What We Know Then again, the reports that Windows 9 might launch this year, and Microsoft would want to stick to its yearly update cycle could be grandly exaggerated. Contrary to some rumors that Windows 9 is scheduled to hit RTM status this year, there is now another point of view that suggests otherwise. This one comes from Mary Jo Foley, the always reliable, and she claims citing her unofficial sources that Windows 9 will not be released to manufacturing this year. Microsoft, she says, is still planning to release this new operating system in April 2015. Windows 9, the next major upgrade to the platform, is expected to bring the Start Menu back in Windows, and the software titan is expected to share more news on this at the BUILD 2014 conference set to take place this April. Then again, the company may not have all that much to say, if we believe this new report below.
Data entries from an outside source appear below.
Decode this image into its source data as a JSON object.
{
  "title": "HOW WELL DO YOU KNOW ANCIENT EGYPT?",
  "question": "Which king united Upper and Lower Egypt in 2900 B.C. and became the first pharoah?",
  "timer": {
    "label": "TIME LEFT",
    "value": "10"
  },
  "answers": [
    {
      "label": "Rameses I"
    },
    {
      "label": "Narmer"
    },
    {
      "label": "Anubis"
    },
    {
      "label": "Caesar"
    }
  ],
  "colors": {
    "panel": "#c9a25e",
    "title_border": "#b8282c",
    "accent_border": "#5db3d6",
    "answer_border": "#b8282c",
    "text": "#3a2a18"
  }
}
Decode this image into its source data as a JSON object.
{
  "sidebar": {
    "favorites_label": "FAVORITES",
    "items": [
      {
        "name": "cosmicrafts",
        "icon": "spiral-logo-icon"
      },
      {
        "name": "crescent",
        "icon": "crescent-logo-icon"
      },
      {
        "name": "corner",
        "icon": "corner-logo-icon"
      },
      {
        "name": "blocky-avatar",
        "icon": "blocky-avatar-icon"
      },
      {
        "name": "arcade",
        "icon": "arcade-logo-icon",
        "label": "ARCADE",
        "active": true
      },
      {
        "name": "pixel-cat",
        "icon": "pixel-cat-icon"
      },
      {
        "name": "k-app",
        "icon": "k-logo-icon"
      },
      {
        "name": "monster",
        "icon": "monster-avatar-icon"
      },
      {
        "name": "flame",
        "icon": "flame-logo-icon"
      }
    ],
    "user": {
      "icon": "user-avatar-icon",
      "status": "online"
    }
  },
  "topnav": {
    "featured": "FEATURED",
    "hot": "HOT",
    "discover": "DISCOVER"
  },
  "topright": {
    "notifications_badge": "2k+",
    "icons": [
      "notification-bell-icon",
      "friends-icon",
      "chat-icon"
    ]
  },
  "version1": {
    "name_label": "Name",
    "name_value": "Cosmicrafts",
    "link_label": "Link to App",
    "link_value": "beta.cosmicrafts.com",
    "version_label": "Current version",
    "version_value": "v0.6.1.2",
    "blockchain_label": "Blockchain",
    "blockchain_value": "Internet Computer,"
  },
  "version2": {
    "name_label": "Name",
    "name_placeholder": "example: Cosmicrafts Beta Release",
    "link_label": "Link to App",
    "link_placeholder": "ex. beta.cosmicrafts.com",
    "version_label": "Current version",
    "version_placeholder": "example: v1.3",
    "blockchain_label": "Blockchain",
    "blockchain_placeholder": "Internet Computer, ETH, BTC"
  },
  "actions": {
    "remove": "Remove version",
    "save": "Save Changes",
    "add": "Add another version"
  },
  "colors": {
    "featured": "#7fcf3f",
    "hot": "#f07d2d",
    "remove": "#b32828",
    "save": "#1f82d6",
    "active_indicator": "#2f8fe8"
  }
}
Small StepsPaul Thurrott has a bit of a hit or miss record for these type of things, and he says that the major reason Microsoft is keen to bring Windows 9 to market so soon is because the company does not plan on adding in any big new features into this version. A returning Start Menu, perhaps, to go with a merged tablet and phone operating system? That’s the call, according to the story above. Sure there will be refinements aplenty in Windows 9, particularly pertaining to the Modern UI environment, Metro apps and all. But then again, the same can be said of the Windows 8.1 Update 1 that is on track for release in just a couple of months. If this is the case we just may have some hints on whether Windows 9 is to be an evolutionary or revolutionary operating system.
Familiar TerritoryNevertheless, Dell’s senior executive told V3 in a recent interview that while Windows 8.1 increases consumer appeal for Microsoft’s modern platform, it is Windows 9 that is expected to drive the migration forward. The Windows XP migration, that is. In the words of Margaret Franco:
“When Windows 9 comes out, we’re also seeing a lot more interest around developing the transition strategy for their OS. There is a pressure point in order to start accelerating OS migration because in April, that’s when the support for XP ends. We’re seeing much more interest around OS planning and strategy planning, such as finding out what the benefits of touch are.”Given the fact that such transitions usually involve purchase of new hardware, maybe the core Windows XP user base, the one that is jet set on staying with the old platform for the near future, is waiting to gauge the direction things settle before finalizing their choices. Or it could just be a case of enhanced focus on desktop — as some have pegged Microsoft to be doing, going forward. Metro is here to stay, but the desktop environment has been a bit stagnant when it comes to new bells and whistles. In any case, all involved parties would be hoping that Windows 9 goes the Windows 7 route when it comes to adoption rate, sales and response. Windows 8 may (or may not) be the new Vista, but Windows 9 cannot afford to be.]]>